(DATA RECORDS begins)

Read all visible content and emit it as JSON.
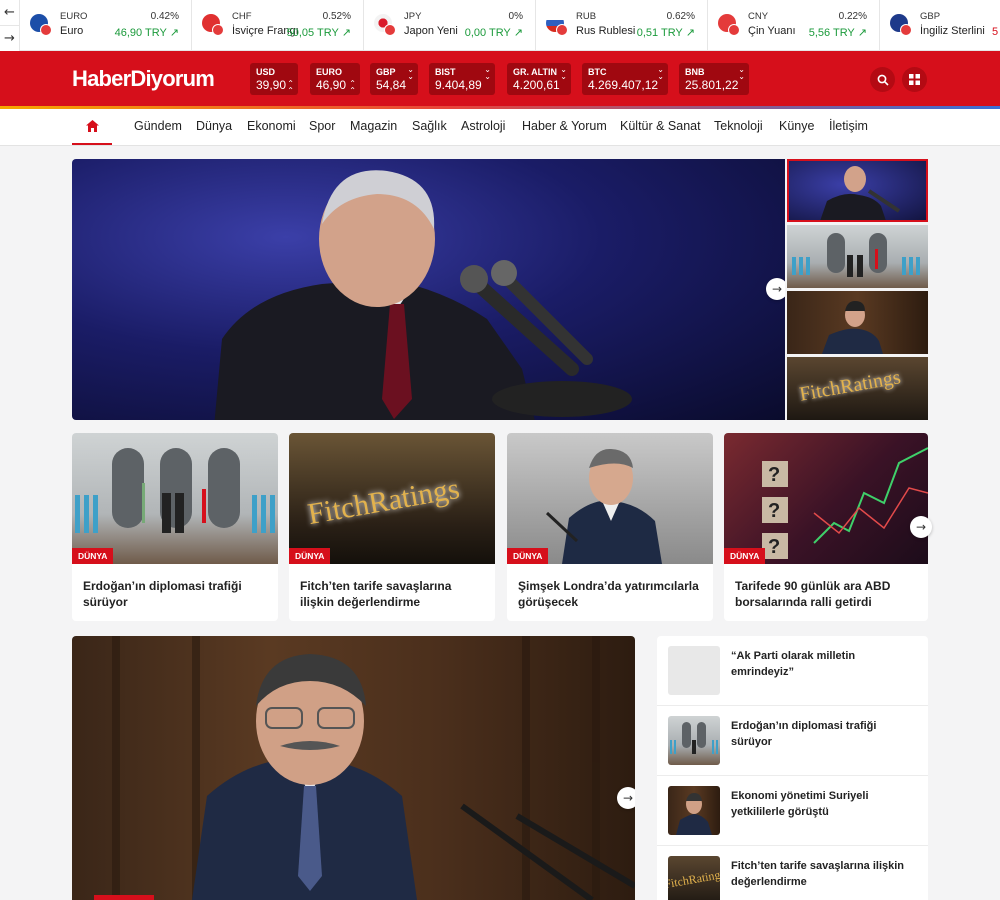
{
  "ticker": {
    "prev_label": "←",
    "next_label": "→",
    "items": [
      {
        "code": "EURO",
        "pct": "0.42%",
        "name": "Euro",
        "value": "46,90 TRY",
        "flag_color": "#1c4ea8"
      },
      {
        "code": "CHF",
        "pct": "0.52%",
        "name": "İsviçre Frangı",
        "value": "50,05 TRY",
        "flag_color": "#e03030"
      },
      {
        "code": "JPY",
        "pct": "0%",
        "name": "Japon Yeni",
        "value": "0,00 TRY",
        "flag_color": "#f3f3f3"
      },
      {
        "code": "RUB",
        "pct": "0.62%",
        "name": "Rus Rublesi",
        "value": "0,51 TRY",
        "flag_color": "#2f5fbf"
      },
      {
        "code": "CNY",
        "pct": "0.22%",
        "name": "Çin Yuanı",
        "value": "5,56 TRY",
        "flag_color": "#e43b3b"
      },
      {
        "code": "GBP",
        "pct": "",
        "name": "İngiliz Sterlini",
        "value": "5",
        "flag_color": "#1e3a8a"
      }
    ],
    "up_arrow": "↗"
  },
  "header": {
    "logo": "HaberDiyorum",
    "markets": [
      {
        "code": "USD",
        "value": "39,90"
      },
      {
        "code": "EURO",
        "value": "46,90"
      },
      {
        "code": "GBP",
        "value": "54,84"
      },
      {
        "code": "BIST",
        "value": "9.404,89"
      },
      {
        "code": "GR. ALTIN",
        "value": "4.200,61"
      },
      {
        "code": "BTC",
        "value": "4.269.407,12"
      },
      {
        "code": "BNB",
        "value": "25.801,22"
      }
    ],
    "search_icon": "⌕",
    "grid_icon": "▦",
    "accent": "#d60f1b"
  },
  "nav": {
    "home_icon": "⌂",
    "items": [
      "Gündem",
      "Dünya",
      "Ekonomi",
      "Spor",
      "Magazin",
      "Sağlık",
      "Astroloji",
      "Haber & Yorum",
      "Kültür & Sanat",
      "Teknoloji",
      "Künye",
      "İletişim"
    ]
  },
  "hero": {
    "next_arrow": "→"
  },
  "cards": [
    {
      "category": "DÜNYA",
      "title": "Erdoğan’ın diplomasi trafiği sürüyor"
    },
    {
      "category": "DÜNYA",
      "title": "Fitch’ten tarife savaşlarına ilişkin değerlendirme",
      "img_text": "FitchRatings"
    },
    {
      "category": "DÜNYA",
      "title": "Şimşek Londra’da yatırımcılarla görüşecek"
    },
    {
      "category": "DÜNYA",
      "title": "Tarifede 90 günlük ara ABD borsalarında ralli getirdi"
    }
  ],
  "thumb_fitch_text": "FitchRatings",
  "feature": {
    "next_arrow": "→"
  },
  "sidebar_list": [
    {
      "title": "“Ak Parti olarak milletin emrindeyiz”"
    },
    {
      "title": "Erdoğan’ın diplomasi trafiği sürüyor"
    },
    {
      "title": "Ekonomi yönetimi Suriyeli yetkililerle görüştü"
    },
    {
      "title": "Fitch’ten tarife savaşlarına ilişkin değerlendirme",
      "img_text": "FitchRatings"
    }
  ]
}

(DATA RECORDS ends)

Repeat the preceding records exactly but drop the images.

Read all visible content and emit it as JSON.
{
  "ticker": {
    "prev_label": "←",
    "next_label": "→",
    "items": [
      {
        "code": "EURO",
        "pct": "0.42%",
        "name": "Euro",
        "value": "46,90 TRY",
        "flag_color": "#1c4ea8"
      },
      {
        "code": "CHF",
        "pct": "0.52%",
        "name": "İsviçre Frangı",
        "value": "50,05 TRY",
        "flag_color": "#e03030"
      },
      {
        "code": "JPY",
        "pct": "0%",
        "name": "Japon Yeni",
        "value": "0,00 TRY",
        "flag_color": "#f3f3f3"
      },
      {
        "code": "RUB",
        "pct": "0.62%",
        "name": "Rus Rublesi",
        "value": "0,51 TRY",
        "flag_color": "#2f5fbf"
      },
      {
        "code": "CNY",
        "pct": "0.22%",
        "name": "Çin Yuanı",
        "value": "5,56 TRY",
        "flag_color": "#e43b3b"
      },
      {
        "code": "GBP",
        "pct": "",
        "name": "İngiliz Sterlini",
        "value": "5",
        "flag_color": "#1e3a8a"
      }
    ],
    "up_arrow": "↗"
  },
  "header": {
    "logo": "HaberDiyorum",
    "markets": [
      {
        "code": "USD",
        "value": "39,90"
      },
      {
        "code": "EURO",
        "value": "46,90"
      },
      {
        "code": "GBP",
        "value": "54,84"
      },
      {
        "code": "BIST",
        "value": "9.404,89"
      },
      {
        "code": "GR. ALTIN",
        "value": "4.200,61"
      },
      {
        "code": "BTC",
        "value": "4.269.407,12"
      },
      {
        "code": "BNB",
        "value": "25.801,22"
      }
    ],
    "search_icon": "⌕",
    "grid_icon": "▦",
    "accent": "#d60f1b"
  },
  "nav": {
    "home_icon": "⌂",
    "items": [
      "Gündem",
      "Dünya",
      "Ekonomi",
      "Spor",
      "Magazin",
      "Sağlık",
      "Astroloji",
      "Haber & Yorum",
      "Kültür & Sanat",
      "Teknoloji",
      "Künye",
      "İletişim"
    ]
  },
  "hero": {
    "next_arrow": "→"
  },
  "cards": [
    {
      "category": "DÜNYA",
      "title": "Erdoğan’ın diplomasi trafiği sürüyor"
    },
    {
      "category": "DÜNYA",
      "title": "Fitch’ten tarife savaşlarına ilişkin değerlendirme",
      "img_text": "FitchRatings"
    },
    {
      "category": "DÜNYA",
      "title": "Şimşek Londra’da yatırımcılarla görüşecek"
    },
    {
      "category": "DÜNYA",
      "title": "Tarifede 90 günlük ara ABD borsalarında ralli getirdi"
    }
  ],
  "thumb_fitch_text": "FitchRatings",
  "feature": {
    "next_arrow": "→"
  },
  "sidebar_list": [
    {
      "title": "“Ak Parti olarak milletin emrindeyiz”"
    },
    {
      "title": "Erdoğan’ın diplomasi trafiği sürüyor"
    },
    {
      "title": "Ekonomi yönetimi Suriyeli yetkililerle görüştü"
    },
    {
      "title": "Fitch’ten tarife savaşlarına ilişkin değerlendirme",
      "img_text": "FitchRatings"
    }
  ]
}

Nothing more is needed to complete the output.